==== DATA RECORDS
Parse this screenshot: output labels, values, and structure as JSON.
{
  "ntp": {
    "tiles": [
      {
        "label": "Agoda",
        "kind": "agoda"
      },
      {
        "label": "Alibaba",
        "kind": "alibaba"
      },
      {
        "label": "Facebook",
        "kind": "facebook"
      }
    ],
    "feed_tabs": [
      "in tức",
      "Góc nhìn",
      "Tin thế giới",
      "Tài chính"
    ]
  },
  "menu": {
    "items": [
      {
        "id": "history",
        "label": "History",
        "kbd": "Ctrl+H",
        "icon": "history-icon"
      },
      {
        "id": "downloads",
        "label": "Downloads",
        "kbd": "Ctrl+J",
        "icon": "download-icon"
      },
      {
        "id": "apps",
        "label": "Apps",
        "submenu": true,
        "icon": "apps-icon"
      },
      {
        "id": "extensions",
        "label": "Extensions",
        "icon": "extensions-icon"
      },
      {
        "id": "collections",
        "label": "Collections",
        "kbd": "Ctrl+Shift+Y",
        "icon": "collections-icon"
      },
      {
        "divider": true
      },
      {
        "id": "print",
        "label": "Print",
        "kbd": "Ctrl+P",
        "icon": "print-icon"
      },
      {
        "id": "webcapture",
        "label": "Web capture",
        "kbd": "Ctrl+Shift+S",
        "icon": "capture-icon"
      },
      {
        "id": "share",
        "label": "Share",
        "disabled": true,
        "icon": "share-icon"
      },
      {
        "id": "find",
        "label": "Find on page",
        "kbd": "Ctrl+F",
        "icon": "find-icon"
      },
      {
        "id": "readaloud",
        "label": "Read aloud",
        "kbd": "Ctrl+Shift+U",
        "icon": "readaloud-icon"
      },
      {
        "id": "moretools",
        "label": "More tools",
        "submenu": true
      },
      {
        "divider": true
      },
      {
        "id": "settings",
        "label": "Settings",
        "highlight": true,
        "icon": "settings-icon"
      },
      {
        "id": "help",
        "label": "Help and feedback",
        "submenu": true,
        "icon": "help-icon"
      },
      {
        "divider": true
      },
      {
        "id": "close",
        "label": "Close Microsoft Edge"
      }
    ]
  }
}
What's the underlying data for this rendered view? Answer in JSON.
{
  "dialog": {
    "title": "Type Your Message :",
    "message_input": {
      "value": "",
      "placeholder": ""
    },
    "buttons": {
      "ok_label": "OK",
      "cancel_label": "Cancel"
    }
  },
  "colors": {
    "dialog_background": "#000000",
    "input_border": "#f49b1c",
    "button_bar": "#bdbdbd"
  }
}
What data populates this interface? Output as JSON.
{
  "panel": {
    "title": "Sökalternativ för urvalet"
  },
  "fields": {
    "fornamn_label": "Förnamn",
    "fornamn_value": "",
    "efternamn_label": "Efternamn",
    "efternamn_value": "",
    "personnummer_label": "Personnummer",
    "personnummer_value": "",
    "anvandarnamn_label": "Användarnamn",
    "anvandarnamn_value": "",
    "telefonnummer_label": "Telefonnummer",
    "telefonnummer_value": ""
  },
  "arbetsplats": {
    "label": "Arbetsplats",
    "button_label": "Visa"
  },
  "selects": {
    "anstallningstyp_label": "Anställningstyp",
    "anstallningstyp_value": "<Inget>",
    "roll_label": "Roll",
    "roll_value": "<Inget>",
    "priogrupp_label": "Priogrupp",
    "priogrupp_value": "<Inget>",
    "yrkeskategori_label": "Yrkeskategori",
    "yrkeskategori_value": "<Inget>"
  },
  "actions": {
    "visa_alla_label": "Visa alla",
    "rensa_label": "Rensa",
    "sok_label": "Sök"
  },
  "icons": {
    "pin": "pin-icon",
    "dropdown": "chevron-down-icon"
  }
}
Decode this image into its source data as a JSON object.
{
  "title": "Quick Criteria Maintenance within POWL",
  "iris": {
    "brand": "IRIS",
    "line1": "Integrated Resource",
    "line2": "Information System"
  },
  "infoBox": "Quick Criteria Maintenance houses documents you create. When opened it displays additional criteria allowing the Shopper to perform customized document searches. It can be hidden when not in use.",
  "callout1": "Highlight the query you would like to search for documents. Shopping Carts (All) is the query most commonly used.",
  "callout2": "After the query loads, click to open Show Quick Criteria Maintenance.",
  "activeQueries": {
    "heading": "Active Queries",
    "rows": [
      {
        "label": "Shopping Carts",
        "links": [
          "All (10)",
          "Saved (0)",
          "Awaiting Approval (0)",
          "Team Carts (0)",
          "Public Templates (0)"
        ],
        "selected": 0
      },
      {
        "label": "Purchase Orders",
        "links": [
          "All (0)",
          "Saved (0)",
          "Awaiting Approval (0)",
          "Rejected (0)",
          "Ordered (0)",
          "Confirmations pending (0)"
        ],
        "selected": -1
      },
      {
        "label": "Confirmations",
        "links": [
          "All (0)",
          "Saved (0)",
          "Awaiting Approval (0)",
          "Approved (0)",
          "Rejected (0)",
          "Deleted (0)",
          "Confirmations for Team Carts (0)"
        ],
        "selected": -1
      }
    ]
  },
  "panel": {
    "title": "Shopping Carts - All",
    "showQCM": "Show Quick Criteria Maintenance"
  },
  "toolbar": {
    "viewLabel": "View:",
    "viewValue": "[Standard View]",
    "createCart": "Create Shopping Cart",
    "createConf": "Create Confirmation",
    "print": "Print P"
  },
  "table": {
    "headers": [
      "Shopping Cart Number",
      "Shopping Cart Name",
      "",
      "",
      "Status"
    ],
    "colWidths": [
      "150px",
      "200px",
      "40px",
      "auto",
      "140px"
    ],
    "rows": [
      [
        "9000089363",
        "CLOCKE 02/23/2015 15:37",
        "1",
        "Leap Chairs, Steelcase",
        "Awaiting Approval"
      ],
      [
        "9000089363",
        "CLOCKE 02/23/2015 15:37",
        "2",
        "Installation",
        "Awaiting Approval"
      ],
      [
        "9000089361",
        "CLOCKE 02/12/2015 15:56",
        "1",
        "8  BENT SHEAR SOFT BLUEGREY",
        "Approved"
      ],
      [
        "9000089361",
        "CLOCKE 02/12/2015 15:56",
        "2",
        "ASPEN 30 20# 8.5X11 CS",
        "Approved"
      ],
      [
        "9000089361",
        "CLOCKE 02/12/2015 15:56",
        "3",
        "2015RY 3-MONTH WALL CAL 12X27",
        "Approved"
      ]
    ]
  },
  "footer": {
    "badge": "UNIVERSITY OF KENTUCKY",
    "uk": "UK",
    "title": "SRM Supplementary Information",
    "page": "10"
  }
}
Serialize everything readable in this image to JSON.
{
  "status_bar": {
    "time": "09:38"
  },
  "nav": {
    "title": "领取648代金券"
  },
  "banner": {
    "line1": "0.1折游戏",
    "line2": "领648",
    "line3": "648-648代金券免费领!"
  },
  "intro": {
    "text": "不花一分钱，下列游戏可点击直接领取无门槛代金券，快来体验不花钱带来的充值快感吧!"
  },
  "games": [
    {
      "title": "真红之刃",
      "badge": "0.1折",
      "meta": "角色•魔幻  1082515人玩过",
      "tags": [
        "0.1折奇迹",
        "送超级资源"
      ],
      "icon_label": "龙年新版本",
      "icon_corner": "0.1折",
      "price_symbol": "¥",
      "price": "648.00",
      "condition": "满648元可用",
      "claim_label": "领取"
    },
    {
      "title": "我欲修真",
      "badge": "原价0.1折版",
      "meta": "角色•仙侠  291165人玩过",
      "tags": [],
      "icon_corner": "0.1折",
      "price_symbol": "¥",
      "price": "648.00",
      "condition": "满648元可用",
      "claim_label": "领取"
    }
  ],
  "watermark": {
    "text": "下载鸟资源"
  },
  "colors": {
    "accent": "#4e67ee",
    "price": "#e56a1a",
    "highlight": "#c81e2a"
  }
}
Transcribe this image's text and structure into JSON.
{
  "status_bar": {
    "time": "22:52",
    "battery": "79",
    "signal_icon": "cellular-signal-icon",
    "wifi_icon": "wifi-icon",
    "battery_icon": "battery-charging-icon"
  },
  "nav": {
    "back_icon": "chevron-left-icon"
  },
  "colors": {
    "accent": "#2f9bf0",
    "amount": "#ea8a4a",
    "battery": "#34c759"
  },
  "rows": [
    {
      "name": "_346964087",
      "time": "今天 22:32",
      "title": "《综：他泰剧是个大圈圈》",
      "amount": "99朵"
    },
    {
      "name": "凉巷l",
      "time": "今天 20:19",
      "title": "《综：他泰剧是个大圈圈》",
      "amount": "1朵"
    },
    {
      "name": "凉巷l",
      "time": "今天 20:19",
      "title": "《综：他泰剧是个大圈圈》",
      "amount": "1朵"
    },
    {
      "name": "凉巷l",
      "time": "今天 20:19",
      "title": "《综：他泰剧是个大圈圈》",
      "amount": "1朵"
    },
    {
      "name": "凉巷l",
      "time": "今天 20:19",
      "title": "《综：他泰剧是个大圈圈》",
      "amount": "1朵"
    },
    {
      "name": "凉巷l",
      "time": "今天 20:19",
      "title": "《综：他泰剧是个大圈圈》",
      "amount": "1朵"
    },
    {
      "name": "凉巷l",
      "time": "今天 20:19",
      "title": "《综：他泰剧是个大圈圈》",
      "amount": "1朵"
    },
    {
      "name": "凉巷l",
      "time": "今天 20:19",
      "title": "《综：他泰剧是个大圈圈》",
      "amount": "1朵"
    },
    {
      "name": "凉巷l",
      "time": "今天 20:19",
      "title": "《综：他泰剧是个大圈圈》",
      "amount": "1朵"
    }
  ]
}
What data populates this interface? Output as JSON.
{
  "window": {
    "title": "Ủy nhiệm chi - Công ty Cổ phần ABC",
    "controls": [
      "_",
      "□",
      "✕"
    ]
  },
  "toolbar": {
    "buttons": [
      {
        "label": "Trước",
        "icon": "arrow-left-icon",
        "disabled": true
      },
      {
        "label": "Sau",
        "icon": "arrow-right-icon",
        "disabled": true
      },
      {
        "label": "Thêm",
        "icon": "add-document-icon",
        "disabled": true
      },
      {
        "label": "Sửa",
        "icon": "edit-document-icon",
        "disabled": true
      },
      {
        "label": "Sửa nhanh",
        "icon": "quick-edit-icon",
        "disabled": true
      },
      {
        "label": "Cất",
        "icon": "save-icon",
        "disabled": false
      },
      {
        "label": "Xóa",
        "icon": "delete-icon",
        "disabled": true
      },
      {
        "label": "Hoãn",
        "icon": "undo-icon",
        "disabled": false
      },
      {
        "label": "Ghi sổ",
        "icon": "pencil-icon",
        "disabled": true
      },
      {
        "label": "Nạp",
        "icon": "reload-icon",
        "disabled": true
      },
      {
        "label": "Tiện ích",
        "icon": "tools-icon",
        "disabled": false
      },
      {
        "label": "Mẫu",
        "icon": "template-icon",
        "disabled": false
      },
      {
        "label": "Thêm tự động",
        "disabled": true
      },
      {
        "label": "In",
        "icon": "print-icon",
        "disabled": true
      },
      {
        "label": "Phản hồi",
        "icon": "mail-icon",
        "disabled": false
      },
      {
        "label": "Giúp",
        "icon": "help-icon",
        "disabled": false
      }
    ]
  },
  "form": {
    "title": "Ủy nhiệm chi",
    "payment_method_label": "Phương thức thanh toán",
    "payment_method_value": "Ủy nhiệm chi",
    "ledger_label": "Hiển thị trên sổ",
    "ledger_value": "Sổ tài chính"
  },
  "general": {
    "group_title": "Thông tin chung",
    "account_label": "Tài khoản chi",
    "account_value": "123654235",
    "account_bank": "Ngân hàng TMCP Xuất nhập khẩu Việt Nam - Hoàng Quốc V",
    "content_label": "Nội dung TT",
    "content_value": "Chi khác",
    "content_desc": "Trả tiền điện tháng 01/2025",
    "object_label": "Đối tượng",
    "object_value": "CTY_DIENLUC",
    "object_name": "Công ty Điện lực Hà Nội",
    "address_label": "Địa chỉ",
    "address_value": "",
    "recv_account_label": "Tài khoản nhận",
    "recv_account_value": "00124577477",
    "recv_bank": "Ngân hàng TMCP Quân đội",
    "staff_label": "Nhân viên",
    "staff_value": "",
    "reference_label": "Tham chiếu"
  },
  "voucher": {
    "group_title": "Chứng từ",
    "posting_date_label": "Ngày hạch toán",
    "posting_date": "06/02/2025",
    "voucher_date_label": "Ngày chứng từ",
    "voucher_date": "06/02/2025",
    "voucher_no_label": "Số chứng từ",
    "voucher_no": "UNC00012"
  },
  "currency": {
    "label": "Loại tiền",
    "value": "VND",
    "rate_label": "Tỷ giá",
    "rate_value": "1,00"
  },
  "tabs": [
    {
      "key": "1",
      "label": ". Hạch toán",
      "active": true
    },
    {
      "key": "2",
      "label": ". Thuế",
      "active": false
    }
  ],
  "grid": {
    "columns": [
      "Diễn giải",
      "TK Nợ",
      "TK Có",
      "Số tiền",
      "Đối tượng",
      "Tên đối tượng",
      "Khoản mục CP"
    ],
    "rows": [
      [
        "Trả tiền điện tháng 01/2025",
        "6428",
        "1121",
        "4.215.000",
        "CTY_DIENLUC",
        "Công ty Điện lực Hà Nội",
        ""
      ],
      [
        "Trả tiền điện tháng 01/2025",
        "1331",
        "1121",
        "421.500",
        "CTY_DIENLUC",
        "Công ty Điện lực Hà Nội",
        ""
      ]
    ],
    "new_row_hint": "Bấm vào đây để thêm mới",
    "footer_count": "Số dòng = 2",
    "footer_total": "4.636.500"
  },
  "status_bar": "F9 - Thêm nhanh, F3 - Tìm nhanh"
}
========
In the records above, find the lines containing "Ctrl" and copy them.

## ANSWER SECTION
        "kbd": "Ctrl+H",
        "kbd": "Ctrl+J",
        "kbd": "Ctrl+Shift+Y",
        "kbd": "Ctrl+P",
        "kbd": "Ctrl+Shift+S",
        "kbd": "Ctrl+F",
        "kbd": "Ctrl+Shift+U",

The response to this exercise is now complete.